You've probably been at least mildly aware of the financial and legal troubles being suffered by Gawker Media, thanks to billionaire Peter Thiel's patiently-fought campaign against them (you can't make this stuff up, people), and now the latest chapter in the saga has been written: Spanish-language media giant Univision has agreed to purchase the ailing tabloid site and its affiliates for the price of $135 million. The news comes from Gawker founder, Nick Denton, who sent an email to CNN announcing Univision's agreement to the sale:
"Gawker Media Group has agreed this evening to sell our business and popular brands to Univision, one of America's largest media companies that is rapidly assembling the leading digital media group for millennial and multicultural audiences. I am pleased that our employees are protected and will continue their work under new ownership — disentangled from the legal campaign against the company. We could not have picked an acquirer more devoted to vibrant journalism."

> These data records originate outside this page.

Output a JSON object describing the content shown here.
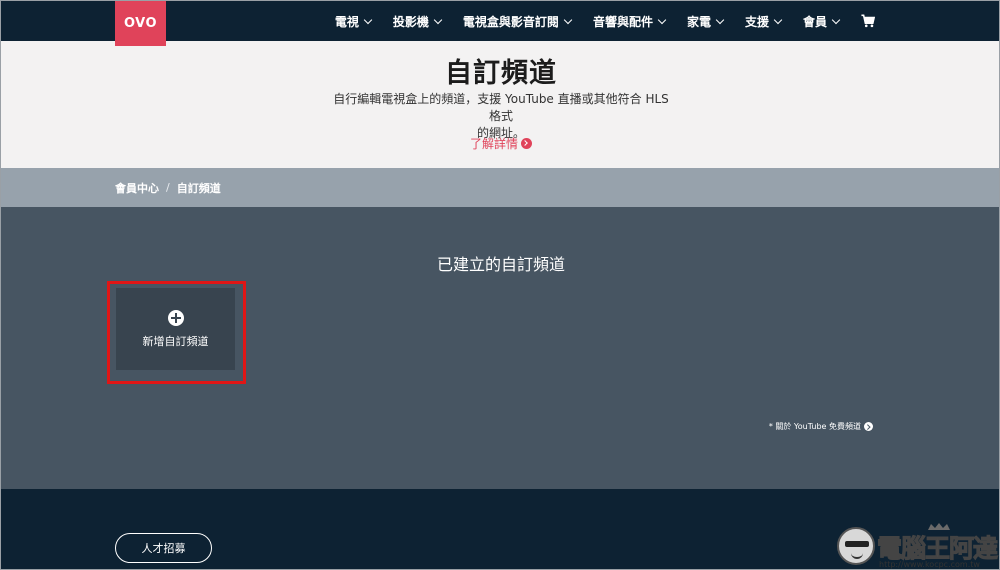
{
  "nav": {
    "logo": "OVO",
    "items": [
      {
        "label": "電視"
      },
      {
        "label": "投影機"
      },
      {
        "label": "電視盒與影音訂閱"
      },
      {
        "label": "音響與配件"
      },
      {
        "label": "家電"
      },
      {
        "label": "支援"
      },
      {
        "label": "會員"
      }
    ],
    "cart_icon": "cart-icon"
  },
  "hero": {
    "title": "自訂頻道",
    "description_line1": "自行編輯電視盒上的頻道，支援 YouTube 直播或其他符合 HLS 格式",
    "description_line2": "的網址。",
    "learn_more": "了解詳情"
  },
  "breadcrumb": {
    "items": [
      "會員中心",
      "自訂頻道"
    ],
    "separator": "/"
  },
  "main": {
    "section_title": "已建立的自訂頻道",
    "add_channel_label": "新增自訂頻道",
    "youtube_note": "* 關於 YouTube 免費頻道"
  },
  "footer": {
    "career_button": "人才招募"
  },
  "watermark": {
    "text": "電腦王阿達",
    "url": "http://www.kocpc.com.tw"
  },
  "colors": {
    "nav_bg": "#0d2233",
    "brand": "#e0435a",
    "hero_bg": "#f3f2f2",
    "breadcrumb_bg": "#97a2ac",
    "main_bg": "#475562",
    "card_bg": "#38444f",
    "highlight": "#e01616"
  }
}
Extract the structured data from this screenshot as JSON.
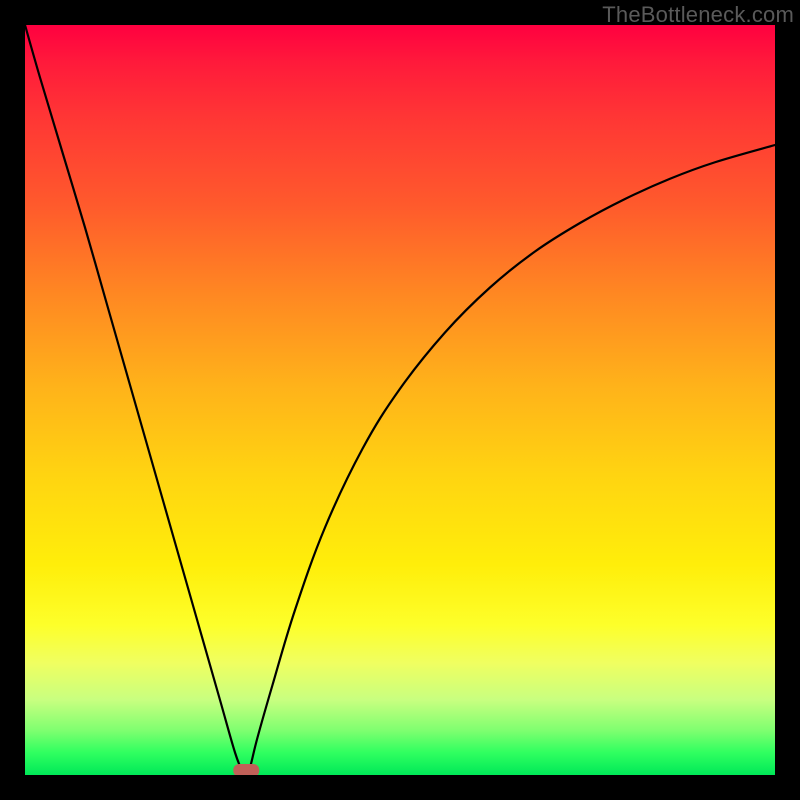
{
  "watermark": "TheBottleneck.com",
  "chart_data": {
    "type": "line",
    "title": "",
    "xlabel": "",
    "ylabel": "",
    "xlim": [
      0,
      100
    ],
    "ylim": [
      0,
      100
    ],
    "grid": false,
    "legend": false,
    "series": [
      {
        "name": "left-branch",
        "x": [
          0,
          2,
          5,
          8,
          11,
          14,
          17,
          20,
          23,
          26,
          28,
          29,
          29.5
        ],
        "y": [
          100,
          93,
          83,
          73,
          62.5,
          52,
          41.5,
          31,
          20.5,
          10,
          3,
          0.5,
          0
        ]
      },
      {
        "name": "right-branch",
        "x": [
          29.5,
          30,
          31,
          33,
          36,
          40,
          45,
          50,
          56,
          62,
          68,
          74,
          80,
          86,
          92,
          100
        ],
        "y": [
          0,
          1,
          5,
          12,
          22,
          33,
          43.5,
          51.5,
          59,
          65,
          69.8,
          73.6,
          76.8,
          79.5,
          81.7,
          84
        ]
      }
    ],
    "marker": {
      "name": "minimum-marker",
      "x": 29.5,
      "y": 0,
      "color": "#c06058",
      "shape": "rounded-rect"
    },
    "background_gradient": {
      "top": "#ff0040",
      "bottom": "#00e858"
    }
  }
}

The purchase still needs to be approved by a bankruptcy judge following Gawker's recent bankruptcy declaration last month, but if it is Univision will be the owner of not just Gawker but the entire Gawker Media family of sites, including Deadspin and Jezebel. The $135 million bid pushed out reportedly another prospective buyer, publisher and internet company Ziff Davis, which made an offer of $90 million before being outbid by Univision.
The purchase is not an out-of-character business move by Univision, as the company has been buying up a lot of high-profile internet media companies as of late, including a stake in the satirical website brand The Onion, and a full controlling interest in cable and internet channel Fusion, started in conjunction with ABC. The company reportedly hopes to get its money's worth out of the Gawker purchase by beefing up its video content and attracting younger, Spanish-speaking visitors to its sites, according to a source within Univision.
As with The Onion, concerns that Univision's purchase of Gawker Media would fundamentally alter the original vision of the site are obvious, but only time will tell if Gawker's tabloid-style reporting will be able to survive under their new corporate owners.